Interface dataset entries:
====
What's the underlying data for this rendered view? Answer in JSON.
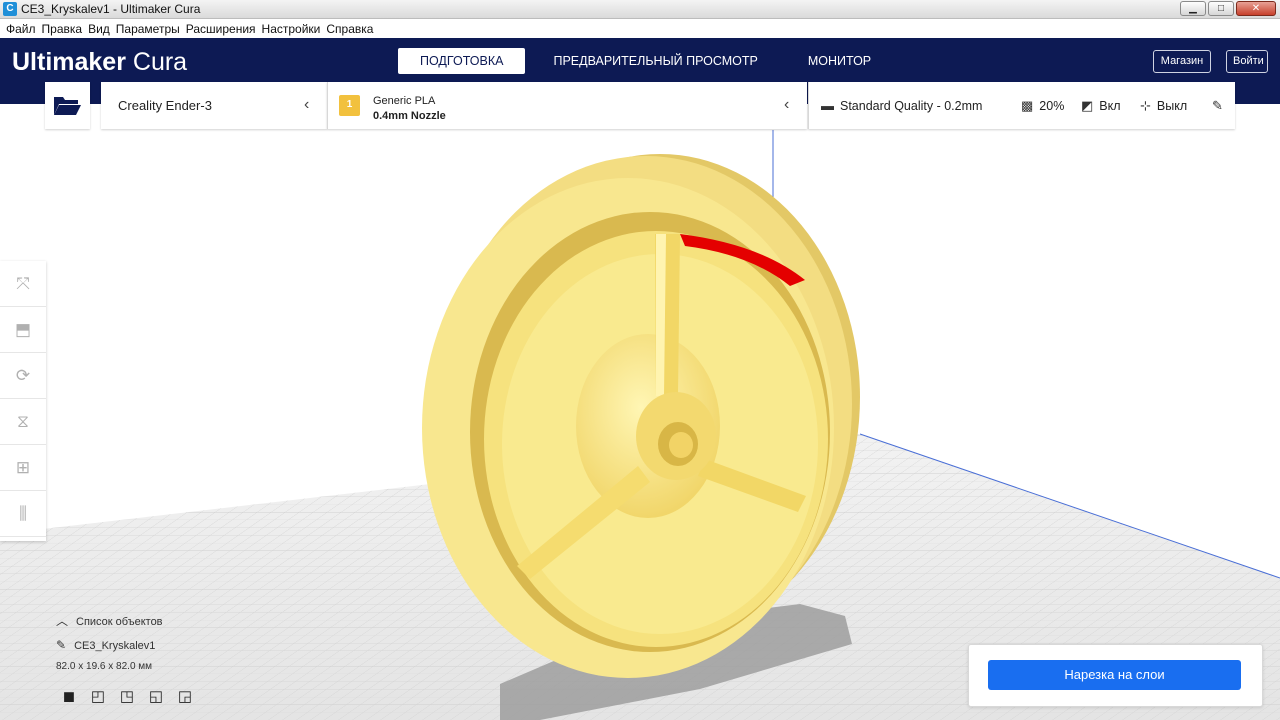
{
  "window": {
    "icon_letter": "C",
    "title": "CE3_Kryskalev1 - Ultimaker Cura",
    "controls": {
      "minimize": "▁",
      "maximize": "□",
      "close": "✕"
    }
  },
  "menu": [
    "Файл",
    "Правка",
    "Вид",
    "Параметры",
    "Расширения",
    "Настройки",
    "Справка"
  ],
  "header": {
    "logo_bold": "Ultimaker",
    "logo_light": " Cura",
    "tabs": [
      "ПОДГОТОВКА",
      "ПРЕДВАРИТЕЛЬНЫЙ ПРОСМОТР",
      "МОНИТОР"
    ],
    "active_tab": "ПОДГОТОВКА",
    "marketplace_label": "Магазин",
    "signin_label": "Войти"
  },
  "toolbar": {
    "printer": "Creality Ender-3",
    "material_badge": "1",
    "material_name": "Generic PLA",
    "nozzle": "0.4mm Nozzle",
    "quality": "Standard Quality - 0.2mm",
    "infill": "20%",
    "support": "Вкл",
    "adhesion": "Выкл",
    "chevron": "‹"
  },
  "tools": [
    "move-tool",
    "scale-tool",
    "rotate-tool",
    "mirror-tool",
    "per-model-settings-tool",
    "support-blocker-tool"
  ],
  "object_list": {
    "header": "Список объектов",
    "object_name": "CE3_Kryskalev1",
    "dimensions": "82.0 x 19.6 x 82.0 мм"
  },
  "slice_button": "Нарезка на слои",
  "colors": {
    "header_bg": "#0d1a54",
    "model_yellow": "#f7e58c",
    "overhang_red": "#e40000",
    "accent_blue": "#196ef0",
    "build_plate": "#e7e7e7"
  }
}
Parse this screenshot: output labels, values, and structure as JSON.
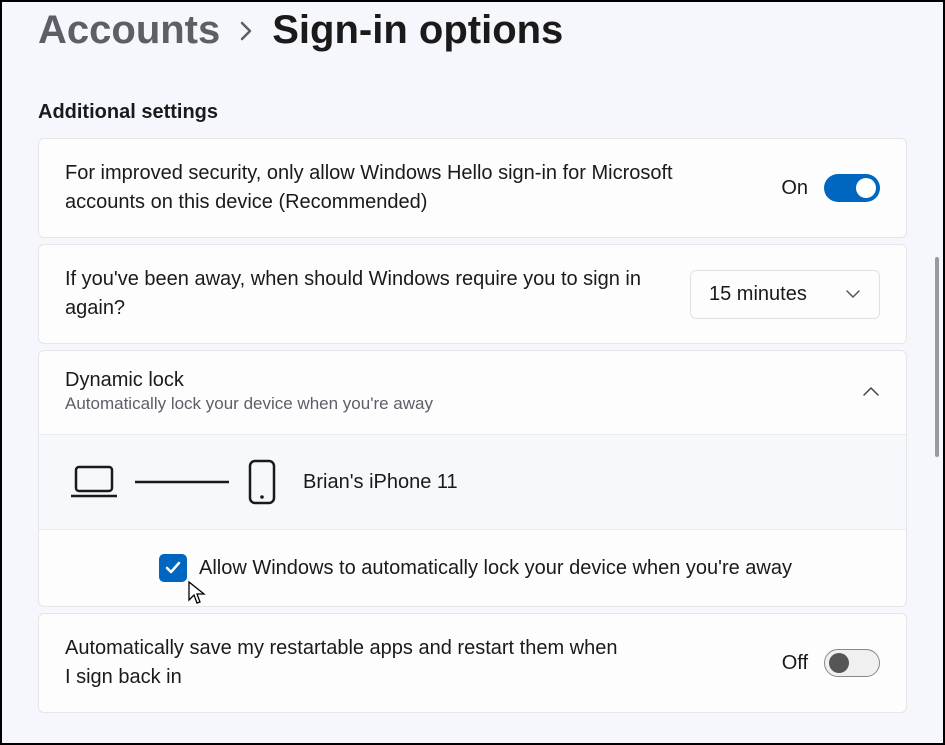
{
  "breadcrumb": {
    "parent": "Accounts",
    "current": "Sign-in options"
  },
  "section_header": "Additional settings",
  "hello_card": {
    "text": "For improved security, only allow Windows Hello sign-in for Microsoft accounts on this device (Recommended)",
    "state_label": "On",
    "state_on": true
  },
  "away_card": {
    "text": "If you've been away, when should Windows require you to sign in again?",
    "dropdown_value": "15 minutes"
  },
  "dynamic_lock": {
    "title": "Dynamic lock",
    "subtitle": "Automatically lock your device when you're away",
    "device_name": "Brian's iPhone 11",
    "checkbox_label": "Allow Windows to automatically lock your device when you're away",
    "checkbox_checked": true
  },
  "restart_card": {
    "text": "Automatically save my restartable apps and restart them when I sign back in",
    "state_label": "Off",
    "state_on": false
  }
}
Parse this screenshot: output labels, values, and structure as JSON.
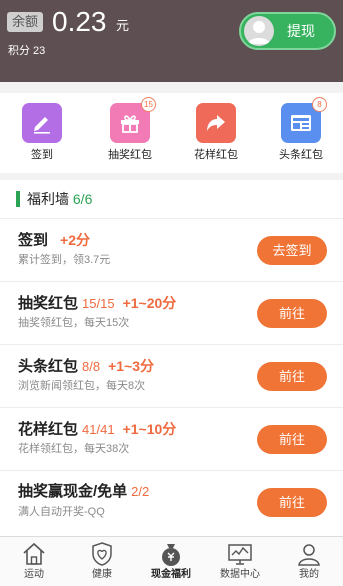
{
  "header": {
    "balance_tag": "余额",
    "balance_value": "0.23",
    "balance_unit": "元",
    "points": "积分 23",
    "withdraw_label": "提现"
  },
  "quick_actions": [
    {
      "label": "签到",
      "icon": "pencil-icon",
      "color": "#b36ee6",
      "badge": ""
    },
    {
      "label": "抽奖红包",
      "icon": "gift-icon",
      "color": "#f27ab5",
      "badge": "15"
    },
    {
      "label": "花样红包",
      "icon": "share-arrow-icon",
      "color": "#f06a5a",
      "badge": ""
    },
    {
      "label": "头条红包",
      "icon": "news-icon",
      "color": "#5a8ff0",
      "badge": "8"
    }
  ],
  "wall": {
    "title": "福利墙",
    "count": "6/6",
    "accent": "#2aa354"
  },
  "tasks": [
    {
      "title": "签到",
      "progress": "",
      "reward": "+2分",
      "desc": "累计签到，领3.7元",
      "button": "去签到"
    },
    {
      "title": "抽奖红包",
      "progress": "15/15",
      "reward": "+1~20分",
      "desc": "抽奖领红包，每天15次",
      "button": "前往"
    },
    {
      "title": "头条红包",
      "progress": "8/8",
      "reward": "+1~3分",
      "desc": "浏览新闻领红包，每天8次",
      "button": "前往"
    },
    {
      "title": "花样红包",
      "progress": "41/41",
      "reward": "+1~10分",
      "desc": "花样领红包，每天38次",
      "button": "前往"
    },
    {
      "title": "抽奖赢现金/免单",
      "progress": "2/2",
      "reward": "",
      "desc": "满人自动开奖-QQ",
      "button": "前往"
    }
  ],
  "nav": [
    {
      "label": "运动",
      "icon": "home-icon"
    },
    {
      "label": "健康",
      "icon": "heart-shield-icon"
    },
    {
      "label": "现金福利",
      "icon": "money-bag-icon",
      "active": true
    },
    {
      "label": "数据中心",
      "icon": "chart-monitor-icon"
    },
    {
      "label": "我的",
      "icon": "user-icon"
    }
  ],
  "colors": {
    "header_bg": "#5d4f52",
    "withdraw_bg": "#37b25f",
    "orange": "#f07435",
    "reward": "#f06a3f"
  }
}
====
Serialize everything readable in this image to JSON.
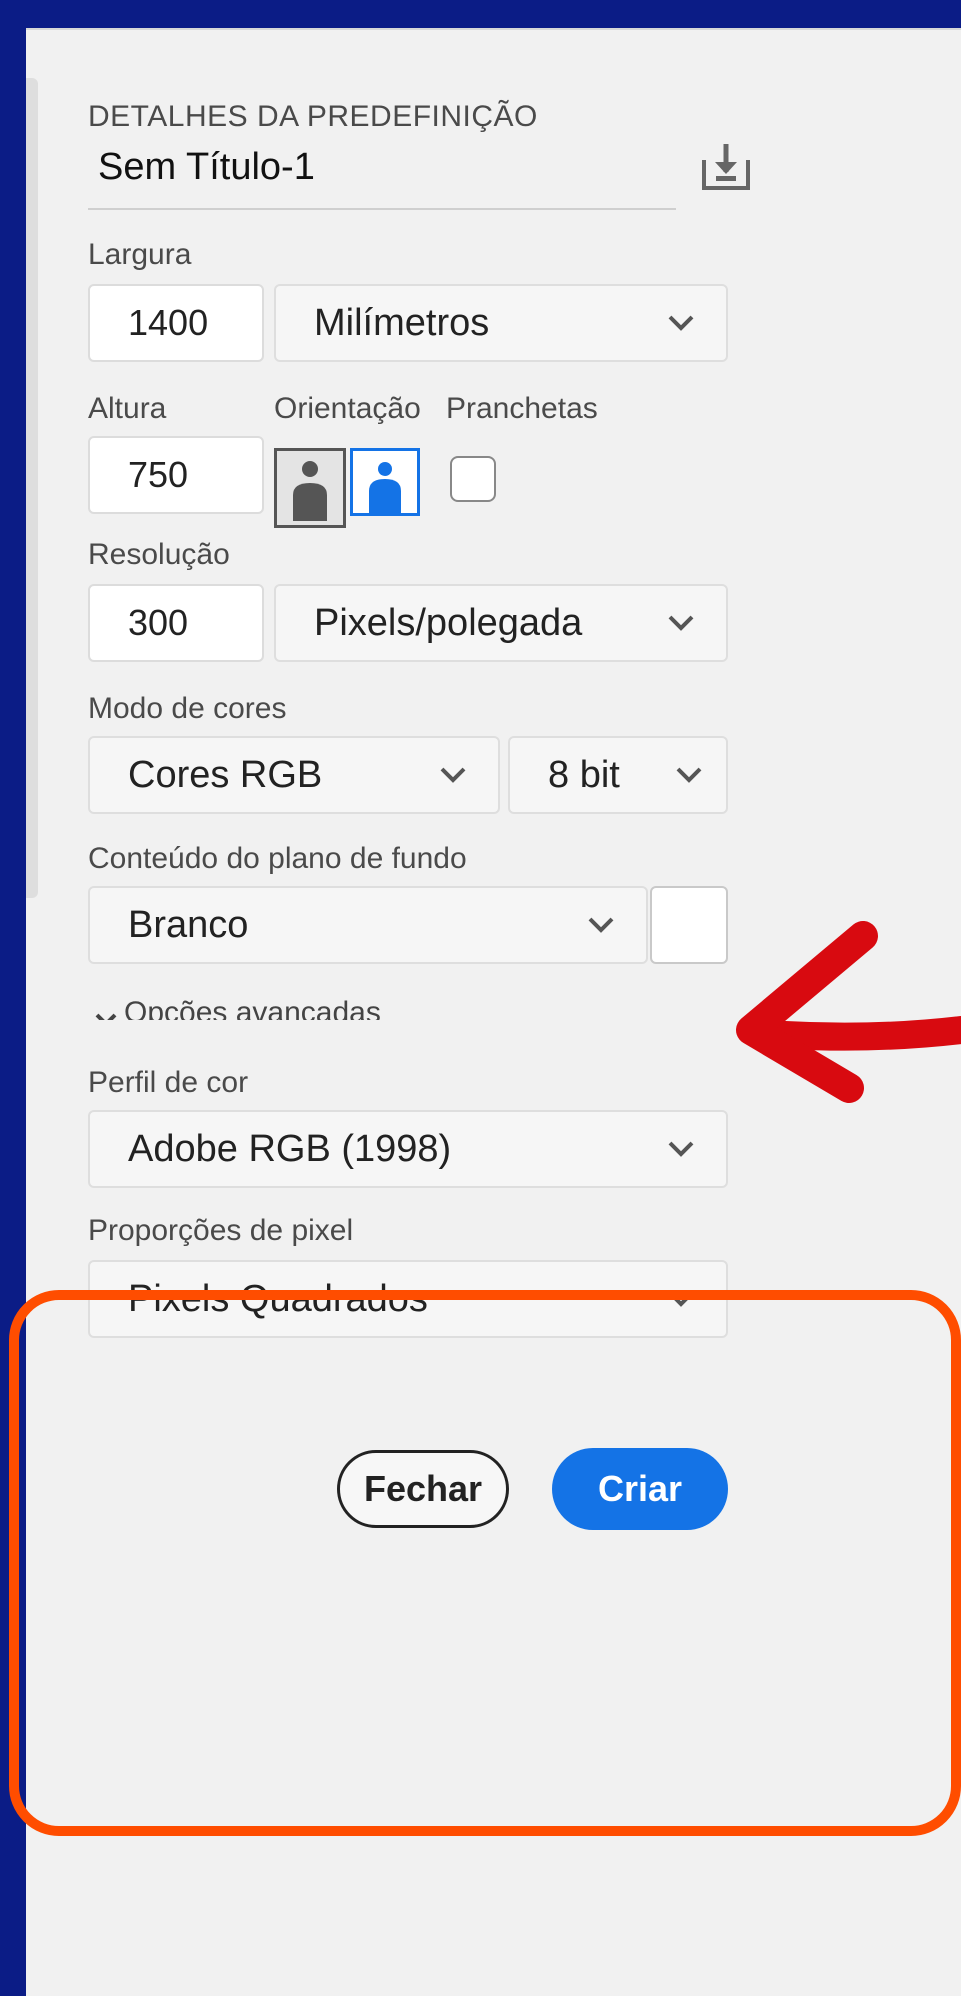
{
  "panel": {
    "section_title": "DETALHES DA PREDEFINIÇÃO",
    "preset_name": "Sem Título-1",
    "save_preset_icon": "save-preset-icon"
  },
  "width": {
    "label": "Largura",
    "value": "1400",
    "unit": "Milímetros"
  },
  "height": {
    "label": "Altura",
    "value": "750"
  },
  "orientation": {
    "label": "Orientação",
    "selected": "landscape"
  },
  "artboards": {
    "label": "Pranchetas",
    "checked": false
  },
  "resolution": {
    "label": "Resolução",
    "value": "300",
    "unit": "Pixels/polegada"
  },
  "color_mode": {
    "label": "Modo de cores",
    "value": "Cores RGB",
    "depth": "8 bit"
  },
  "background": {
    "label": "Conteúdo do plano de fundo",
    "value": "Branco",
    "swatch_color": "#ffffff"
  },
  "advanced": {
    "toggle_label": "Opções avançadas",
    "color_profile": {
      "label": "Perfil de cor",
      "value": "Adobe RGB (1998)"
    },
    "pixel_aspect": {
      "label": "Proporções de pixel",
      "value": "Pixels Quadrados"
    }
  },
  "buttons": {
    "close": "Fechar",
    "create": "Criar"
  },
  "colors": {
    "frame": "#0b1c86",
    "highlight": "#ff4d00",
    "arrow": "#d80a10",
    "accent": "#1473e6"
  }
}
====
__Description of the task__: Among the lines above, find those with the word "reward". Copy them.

__Reply to the task__:
      "reward": "+2分",
      "reward": "+1~20分",
      "reward": "+1~3分",
      "reward": "+1~10分",
      "reward": "",
    "reward": "#f06a3f"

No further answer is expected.